Netflix could be in for a year of flat subscriber growth with this move…and they know it…but they had to do it anyways.

Some Data Lessons.

Before I make my predictions, I want to explain the difficulty in making this prediction. Consider this the analysis of the data set before us, and it applies to everyone, including people at the company.

First, this is a classic “small sample size” problem.

Frankly, Netflix doesn’t have as a large of a sample size for their economists to leverage as I made it appear above. Sure, each year gives you a quarterly subscriber number. So 2008-2018 is 11 years by 4 quarters, or a sample size of 44. Except, the initial growth really isn’t representative. They transitioned a lot of people over from DVDs. We could look at monthly data, which would multiply it by 12, but that’s probably too granular for how often Netflix changes prices. If we just went by price changes we are at a sample size below ten. So no matter what model you build, you won’t have a lot of data to leverage.

Second, there are multiple variables to consider, in addition to price.

The problem with those fancy models is they may not have priced in the value of all that content correctly. If the model makes the assumption, “We can replace Disney/Warner streaming content with originals” and it turns out their originals aren’t popular with people (though still popular with critics), then the double whammy of price increases and content loss could lead to a drop out. Moreover, new services are entering that will compete for share of wallet. All these factors should work together to make us very uncertain here. 

Third, be humble with your predictions.
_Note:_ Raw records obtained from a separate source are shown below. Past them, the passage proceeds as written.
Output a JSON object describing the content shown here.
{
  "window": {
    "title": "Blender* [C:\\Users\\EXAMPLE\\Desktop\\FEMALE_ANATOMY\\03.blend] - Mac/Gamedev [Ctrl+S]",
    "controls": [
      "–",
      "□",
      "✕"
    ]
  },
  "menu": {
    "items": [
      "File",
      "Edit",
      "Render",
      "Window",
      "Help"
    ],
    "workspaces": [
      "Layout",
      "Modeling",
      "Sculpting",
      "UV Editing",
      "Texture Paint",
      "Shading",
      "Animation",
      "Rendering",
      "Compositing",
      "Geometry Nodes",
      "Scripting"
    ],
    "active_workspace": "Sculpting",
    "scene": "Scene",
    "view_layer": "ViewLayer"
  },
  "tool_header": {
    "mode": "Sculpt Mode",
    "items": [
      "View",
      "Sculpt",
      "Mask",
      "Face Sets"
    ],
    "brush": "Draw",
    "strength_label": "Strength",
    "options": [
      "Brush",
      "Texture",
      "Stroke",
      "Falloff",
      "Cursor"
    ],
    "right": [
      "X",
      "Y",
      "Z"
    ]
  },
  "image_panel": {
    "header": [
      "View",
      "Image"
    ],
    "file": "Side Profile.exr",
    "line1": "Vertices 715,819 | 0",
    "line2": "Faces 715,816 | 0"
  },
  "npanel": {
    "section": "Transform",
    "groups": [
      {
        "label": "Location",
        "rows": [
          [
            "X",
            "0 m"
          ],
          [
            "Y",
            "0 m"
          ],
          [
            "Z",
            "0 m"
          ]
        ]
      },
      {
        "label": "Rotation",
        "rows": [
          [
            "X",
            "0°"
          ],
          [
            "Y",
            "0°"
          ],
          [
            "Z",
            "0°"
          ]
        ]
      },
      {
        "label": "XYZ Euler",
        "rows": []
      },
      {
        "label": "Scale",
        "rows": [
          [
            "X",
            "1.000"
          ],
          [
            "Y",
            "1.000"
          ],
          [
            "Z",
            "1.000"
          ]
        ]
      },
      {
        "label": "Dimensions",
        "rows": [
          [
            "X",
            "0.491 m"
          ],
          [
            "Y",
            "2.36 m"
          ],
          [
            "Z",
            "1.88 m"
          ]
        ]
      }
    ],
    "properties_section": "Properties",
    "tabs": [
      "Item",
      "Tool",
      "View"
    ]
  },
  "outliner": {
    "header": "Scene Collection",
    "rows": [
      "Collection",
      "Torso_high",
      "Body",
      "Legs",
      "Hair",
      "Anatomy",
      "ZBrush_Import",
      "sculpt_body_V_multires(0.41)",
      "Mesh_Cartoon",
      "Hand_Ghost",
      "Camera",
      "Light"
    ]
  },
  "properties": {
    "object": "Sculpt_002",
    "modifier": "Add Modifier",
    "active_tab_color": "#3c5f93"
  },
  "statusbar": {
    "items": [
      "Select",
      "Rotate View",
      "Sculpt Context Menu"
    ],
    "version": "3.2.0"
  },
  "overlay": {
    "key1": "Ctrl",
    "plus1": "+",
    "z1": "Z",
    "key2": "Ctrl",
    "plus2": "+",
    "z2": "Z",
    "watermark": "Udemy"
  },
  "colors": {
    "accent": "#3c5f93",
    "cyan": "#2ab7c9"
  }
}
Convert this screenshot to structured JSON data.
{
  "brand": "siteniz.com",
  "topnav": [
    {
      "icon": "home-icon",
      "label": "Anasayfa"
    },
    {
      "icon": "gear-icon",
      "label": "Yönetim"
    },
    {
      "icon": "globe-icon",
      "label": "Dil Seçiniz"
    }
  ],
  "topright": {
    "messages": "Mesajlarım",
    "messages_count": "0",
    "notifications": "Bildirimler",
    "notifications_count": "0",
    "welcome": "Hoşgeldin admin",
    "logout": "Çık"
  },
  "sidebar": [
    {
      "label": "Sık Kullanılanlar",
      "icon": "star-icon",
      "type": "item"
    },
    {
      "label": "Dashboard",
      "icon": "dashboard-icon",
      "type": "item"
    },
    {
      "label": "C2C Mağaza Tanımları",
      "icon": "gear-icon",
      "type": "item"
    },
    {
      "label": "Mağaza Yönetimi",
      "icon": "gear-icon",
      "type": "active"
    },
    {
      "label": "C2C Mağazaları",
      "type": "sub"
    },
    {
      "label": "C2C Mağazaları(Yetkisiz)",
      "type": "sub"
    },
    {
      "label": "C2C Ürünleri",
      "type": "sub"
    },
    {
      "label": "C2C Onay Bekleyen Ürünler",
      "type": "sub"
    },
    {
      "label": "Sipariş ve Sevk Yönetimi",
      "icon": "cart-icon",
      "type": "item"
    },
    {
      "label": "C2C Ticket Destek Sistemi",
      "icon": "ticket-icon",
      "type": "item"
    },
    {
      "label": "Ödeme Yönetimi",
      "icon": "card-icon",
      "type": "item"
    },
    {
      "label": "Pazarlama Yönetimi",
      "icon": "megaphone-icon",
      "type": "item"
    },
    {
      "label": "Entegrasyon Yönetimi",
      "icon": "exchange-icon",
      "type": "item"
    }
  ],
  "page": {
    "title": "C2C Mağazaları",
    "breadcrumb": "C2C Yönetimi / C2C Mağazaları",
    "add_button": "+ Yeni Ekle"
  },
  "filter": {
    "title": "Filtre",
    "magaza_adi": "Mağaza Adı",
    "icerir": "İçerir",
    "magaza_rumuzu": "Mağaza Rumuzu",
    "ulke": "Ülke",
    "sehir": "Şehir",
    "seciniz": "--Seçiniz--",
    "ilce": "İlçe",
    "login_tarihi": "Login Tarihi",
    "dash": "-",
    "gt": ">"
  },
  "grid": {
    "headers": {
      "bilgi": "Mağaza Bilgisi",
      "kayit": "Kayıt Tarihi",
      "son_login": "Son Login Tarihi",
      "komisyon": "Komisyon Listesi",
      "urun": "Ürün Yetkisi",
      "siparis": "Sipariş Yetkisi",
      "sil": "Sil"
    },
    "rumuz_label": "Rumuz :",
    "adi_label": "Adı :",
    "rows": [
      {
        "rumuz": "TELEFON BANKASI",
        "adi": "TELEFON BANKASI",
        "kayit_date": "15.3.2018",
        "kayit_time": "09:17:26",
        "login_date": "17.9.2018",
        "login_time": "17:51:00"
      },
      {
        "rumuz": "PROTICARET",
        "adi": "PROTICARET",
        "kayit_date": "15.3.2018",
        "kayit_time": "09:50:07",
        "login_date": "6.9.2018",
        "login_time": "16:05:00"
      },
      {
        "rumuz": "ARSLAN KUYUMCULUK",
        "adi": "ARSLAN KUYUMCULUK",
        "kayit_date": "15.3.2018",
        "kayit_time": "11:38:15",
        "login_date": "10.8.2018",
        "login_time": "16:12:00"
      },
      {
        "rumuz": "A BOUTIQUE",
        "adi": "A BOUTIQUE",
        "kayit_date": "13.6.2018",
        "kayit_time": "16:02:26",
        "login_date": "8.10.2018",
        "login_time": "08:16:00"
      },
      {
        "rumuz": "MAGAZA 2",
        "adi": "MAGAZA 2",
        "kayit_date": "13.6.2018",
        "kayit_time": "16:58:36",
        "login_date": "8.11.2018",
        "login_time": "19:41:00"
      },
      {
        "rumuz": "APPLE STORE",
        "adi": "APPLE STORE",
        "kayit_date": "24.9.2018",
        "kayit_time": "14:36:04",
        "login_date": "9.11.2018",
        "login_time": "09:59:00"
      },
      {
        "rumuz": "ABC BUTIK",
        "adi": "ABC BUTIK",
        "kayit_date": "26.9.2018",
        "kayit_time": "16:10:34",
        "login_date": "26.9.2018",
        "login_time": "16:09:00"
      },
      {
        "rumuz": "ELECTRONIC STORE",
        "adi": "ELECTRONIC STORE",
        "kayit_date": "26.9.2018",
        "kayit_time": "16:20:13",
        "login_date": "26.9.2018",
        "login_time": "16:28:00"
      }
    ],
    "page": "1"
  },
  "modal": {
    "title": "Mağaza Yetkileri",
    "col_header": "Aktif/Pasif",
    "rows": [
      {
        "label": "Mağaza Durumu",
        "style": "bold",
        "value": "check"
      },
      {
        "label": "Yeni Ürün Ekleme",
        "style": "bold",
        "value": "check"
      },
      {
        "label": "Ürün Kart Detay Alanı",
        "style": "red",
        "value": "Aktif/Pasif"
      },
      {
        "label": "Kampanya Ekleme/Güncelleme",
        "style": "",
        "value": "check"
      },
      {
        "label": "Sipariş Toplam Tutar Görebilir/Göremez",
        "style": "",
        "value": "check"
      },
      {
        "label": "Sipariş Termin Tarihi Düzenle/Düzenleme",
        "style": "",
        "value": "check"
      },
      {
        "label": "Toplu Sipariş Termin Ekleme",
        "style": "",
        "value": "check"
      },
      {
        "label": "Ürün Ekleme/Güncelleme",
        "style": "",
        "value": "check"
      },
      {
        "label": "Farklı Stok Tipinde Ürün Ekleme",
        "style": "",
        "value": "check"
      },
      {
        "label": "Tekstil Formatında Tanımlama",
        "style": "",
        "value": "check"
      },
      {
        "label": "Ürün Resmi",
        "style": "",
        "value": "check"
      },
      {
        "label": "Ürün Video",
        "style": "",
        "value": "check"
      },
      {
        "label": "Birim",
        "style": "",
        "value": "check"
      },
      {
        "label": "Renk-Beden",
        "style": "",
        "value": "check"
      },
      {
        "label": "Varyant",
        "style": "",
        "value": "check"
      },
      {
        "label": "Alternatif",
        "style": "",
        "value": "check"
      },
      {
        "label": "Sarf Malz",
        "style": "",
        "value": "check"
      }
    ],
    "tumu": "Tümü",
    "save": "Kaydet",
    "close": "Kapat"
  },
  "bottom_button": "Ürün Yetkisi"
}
So for everyone—myself included—who is willing to make a prediction: don’t! Or do so with a huge grain of salt. Your “90% confidence interval”—hat tip to Kahneman, Tversky, and OB professors everywhere—should be really large. Again, if the goal is to make a prediction that is right 9 times out of ten, then make the range very large. 

Finally, my predictions.
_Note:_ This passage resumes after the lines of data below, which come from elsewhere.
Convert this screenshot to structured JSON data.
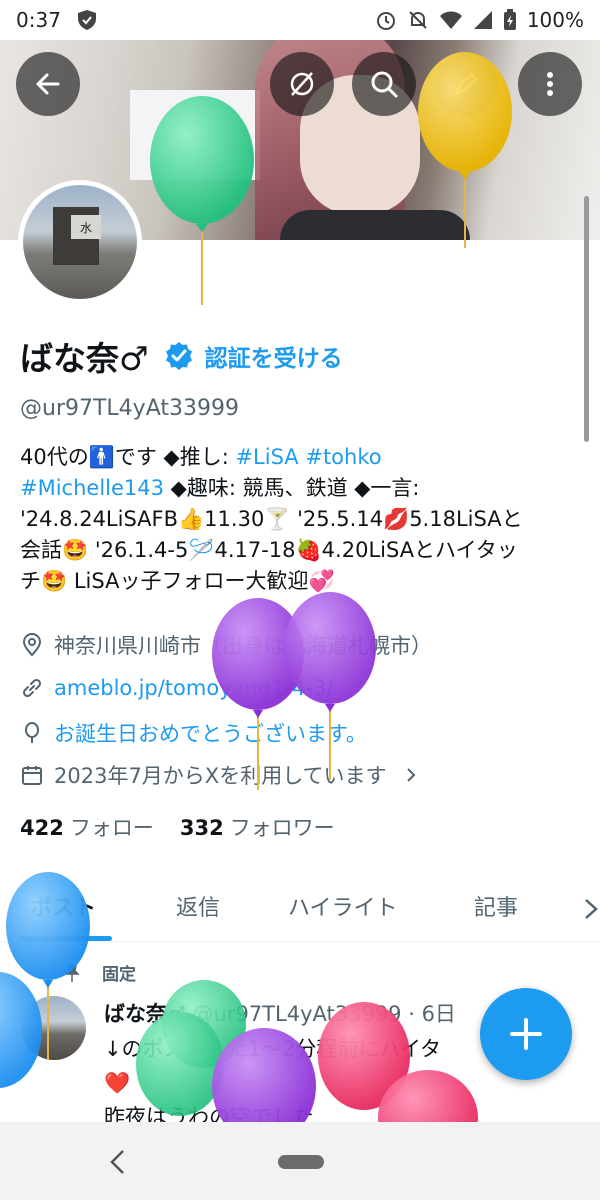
{
  "status_bar": {
    "time": "0:37",
    "battery": "100%"
  },
  "profile": {
    "name": "ばな奈♂",
    "verify_label": "認証を受ける",
    "handle": "@ur97TL4yAt33999",
    "bio_lines": [
      [
        "40代の🚹です ◆推し: ",
        "#LiSA #tohko"
      ],
      [
        "#Michelle143",
        " ◆趣味: 競馬、鉄道 ◆一言:"
      ],
      [
        "'24.8.24LiSAFB👍11.30🍸 '25.5.14💋5.18LiSAと"
      ],
      [
        "会話🤩 '26.1.4-5🪡4.17-18🍓4.20LiSAとハイタッ"
      ],
      [
        "チ🤩 LiSAッ子フォロー大歓迎💞"
      ]
    ],
    "location": "神奈川県川崎市（出身は北海道札幌市）",
    "website": "ameblo.jp/tomoyang1-4-3/",
    "birthday": "お誕生日おめでとうございます。",
    "joined": "2023年7月からXを利用しています",
    "following_count": "422",
    "following_label": "フォロー",
    "followers_count": "332",
    "followers_label": "フォロワー"
  },
  "tabs": [
    "ポスト",
    "返信",
    "ハイライト",
    "記事"
  ],
  "active_tab": "ポスト",
  "pinned_post": {
    "pinned_label": "固定",
    "author": "ばな奈♂",
    "handle": "@ur97TL4yAt33999",
    "time": "· 6日",
    "line1": "↓のポストした1〜2分程前にハイタ",
    "line2": "❤️",
    "line3": "昨夜はうわの空でした"
  },
  "icons": {
    "back": "arrow-left-icon",
    "mute": "slash-circle-icon",
    "search": "search-icon",
    "edit": "pen-icon",
    "more": "more-vertical-icon",
    "verified": "verified-badge-icon",
    "location": "location-pin-icon",
    "link": "link-icon",
    "birthday": "balloon-icon",
    "calendar": "calendar-icon",
    "pin": "pin-icon",
    "compose": "plus-icon"
  },
  "colors": {
    "accent": "#1d9bf0",
    "text": "#0f1419",
    "secondary": "#536471"
  }
}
I have two. First, many of the people debating this on Twitter will not actually make a quantified prediction. They will say something like, “This price increase will not materially effect Netflix’s subscriber growth.” With a prediction like that, nothing is quantified. Even if they are wrong, how could I prove it? There is so much wiggle room they could easily debate the facts.

Still, I think we’re smarter when we at least try to quantify our predictions. It forces us to think through the issues. So as foolish as it may be, I’m going to make a prediction. For the upper range, Netflix saw a real world subscriber increase of 11% in 2018. It was 10% the year before that, so I’m making 10% my upper interval on my prediction. In other words, I see a best case scenario where the price increase doesn’t hurt subscriber growth.
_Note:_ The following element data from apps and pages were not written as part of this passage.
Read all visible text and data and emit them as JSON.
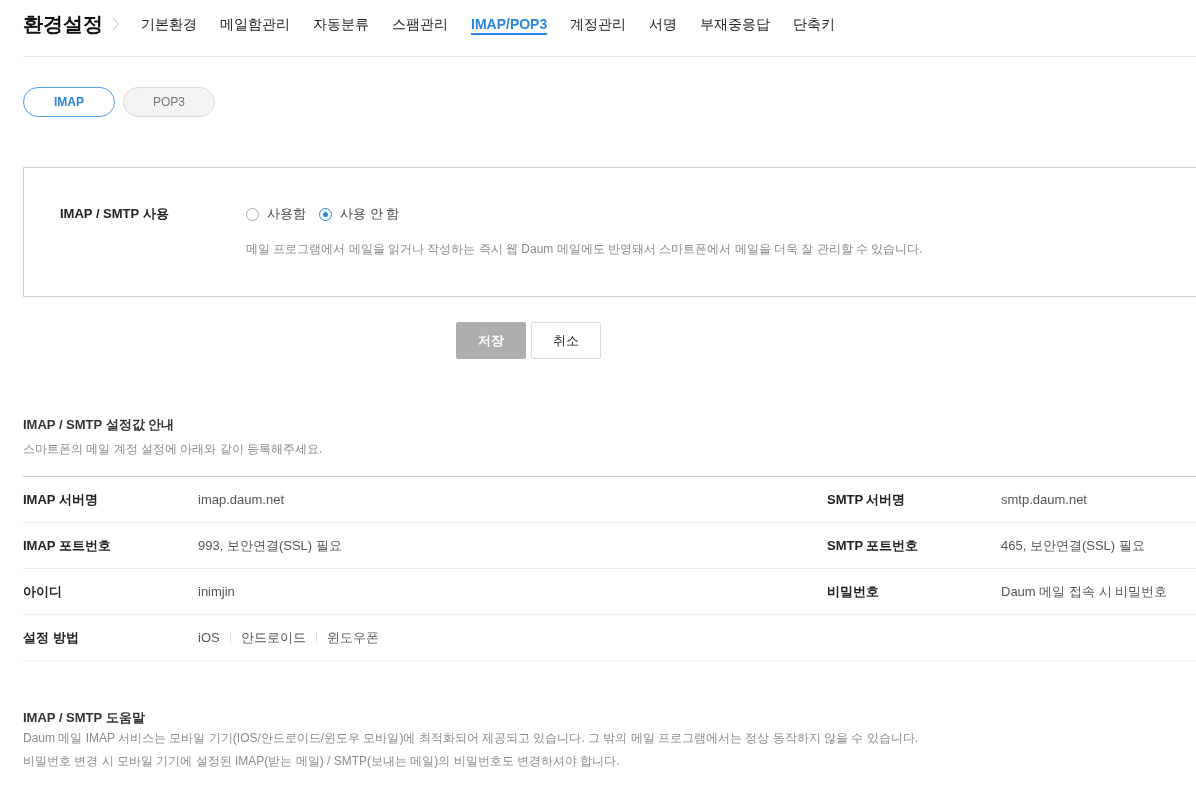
{
  "header": {
    "title": "환경설정",
    "tabs": [
      {
        "label": "기본환경",
        "selected": false
      },
      {
        "label": "메일함관리",
        "selected": false
      },
      {
        "label": "자동분류",
        "selected": false
      },
      {
        "label": "스팸관리",
        "selected": false
      },
      {
        "label": "IMAP/POP3",
        "selected": true
      },
      {
        "label": "계정관리",
        "selected": false
      },
      {
        "label": "서명",
        "selected": false
      },
      {
        "label": "부재중응답",
        "selected": false
      },
      {
        "label": "단축키",
        "selected": false
      }
    ]
  },
  "protocol_tabs": [
    {
      "label": "IMAP",
      "selected": true
    },
    {
      "label": "POP3",
      "selected": false
    }
  ],
  "usage_setting": {
    "label": "IMAP / SMTP 사용",
    "options": [
      {
        "label": "사용함",
        "selected": false
      },
      {
        "label": "사용 안 함",
        "selected": true
      }
    ],
    "description": "메일 프로그램에서 메일을 읽거나 작성하는 즉시 웹 Daum 메일에도 반영돼서 스마트폰에서 메일을 더욱 잘 관리할 수 있습니다."
  },
  "buttons": [
    {
      "label": "저장",
      "disabled": true
    },
    {
      "label": "취소",
      "disabled": false
    }
  ],
  "settings_info": {
    "title": "IMAP / SMTP 설정값 안내",
    "subtitle": "스마트폰의 메일 계정 설정에 아래와 같이 등록해주세요.",
    "rows": [
      {
        "cells": [
          {
            "kind": "text",
            "label": "IMAP 서버명",
            "value": "imap.daum.net"
          },
          {
            "kind": "text",
            "label": "SMTP 서버명",
            "value": "smtp.daum.net"
          }
        ]
      },
      {
        "cells": [
          {
            "kind": "text",
            "label": "IMAP 포트번호",
            "value": "993, 보안연결(SSL) 필요"
          },
          {
            "kind": "text",
            "label": "SMTP 포트번호",
            "value": "465, 보안연결(SSL) 필요"
          }
        ]
      },
      {
        "cells": [
          {
            "kind": "text",
            "label": "아이디",
            "value": "inimjin"
          },
          {
            "kind": "text",
            "label": "비밀번호",
            "value": "Daum 메일 접속 시 비밀번호"
          }
        ]
      },
      {
        "cells": [
          {
            "kind": "links",
            "label": "설정 방법",
            "links": [
              "iOS",
              "안드로이드",
              "윈도우폰"
            ]
          }
        ]
      }
    ]
  },
  "help": {
    "title": "IMAP / SMTP 도움말",
    "lines": [
      "Daum 메일 IMAP 서비스는 모바일 기기(IOS/안드로이드/윈도우 모바일)에 최적화되어 제공되고 있습니다. 그 밖의 메일 프로그램에서는 정상 동작하지 않을 수 있습니다.",
      "비밀번호 변경 시 모바일 기기에 설정된 IMAP(받는 메일) / SMTP(보내는 메일)의 비밀번호도 변경하셔야 합니다."
    ]
  }
}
For the floor, this is tougher. And this is where I worry about being too confident in my prediction. Again, it is very, very hard to be right 90% of the time. We’re often too over-confident. So I can see an upper growth of 10%, but if the price increase back fires, along with all the content leaving, I could see a scenario where Netflix loses 10% of their customer base. Yikes, that sounds high, but again I want to be right 9 times out of 10 here. Here’s a table with potential % drop out rates to judge for yourself:

2019 subscriber range

Now to the prediction itself. Assuming a 80% MAU rate (on the high end of my range), with a 10% “willing to drop out” gives me 2% growth. That sounds right and gets me right to about 60 million customers. So there you have that prediction.

Prediction: 2% growth in subscribers, up to 60 million customers at the end of 2019.

90% Confidence Interval: 52.6-64.3 million customers in the end of 2019. (That’s subscriber decreases of -10% to 10% growth.)

Leave a Reply

Fill in your details below or click an icon to log in:

WordPress.com Logo

You are commenting using your WordPress.com account. Log Out /  Change )

Google photo

You are commenting using your Google account. Log Out /  Change )

Twitter picture

You are commenting using your Twitter account. Log Out /  Change )

Facebook photo

You are commenting using your Facebook account. Log Out /  Change )

Connecting to %s

%d bloggers like this: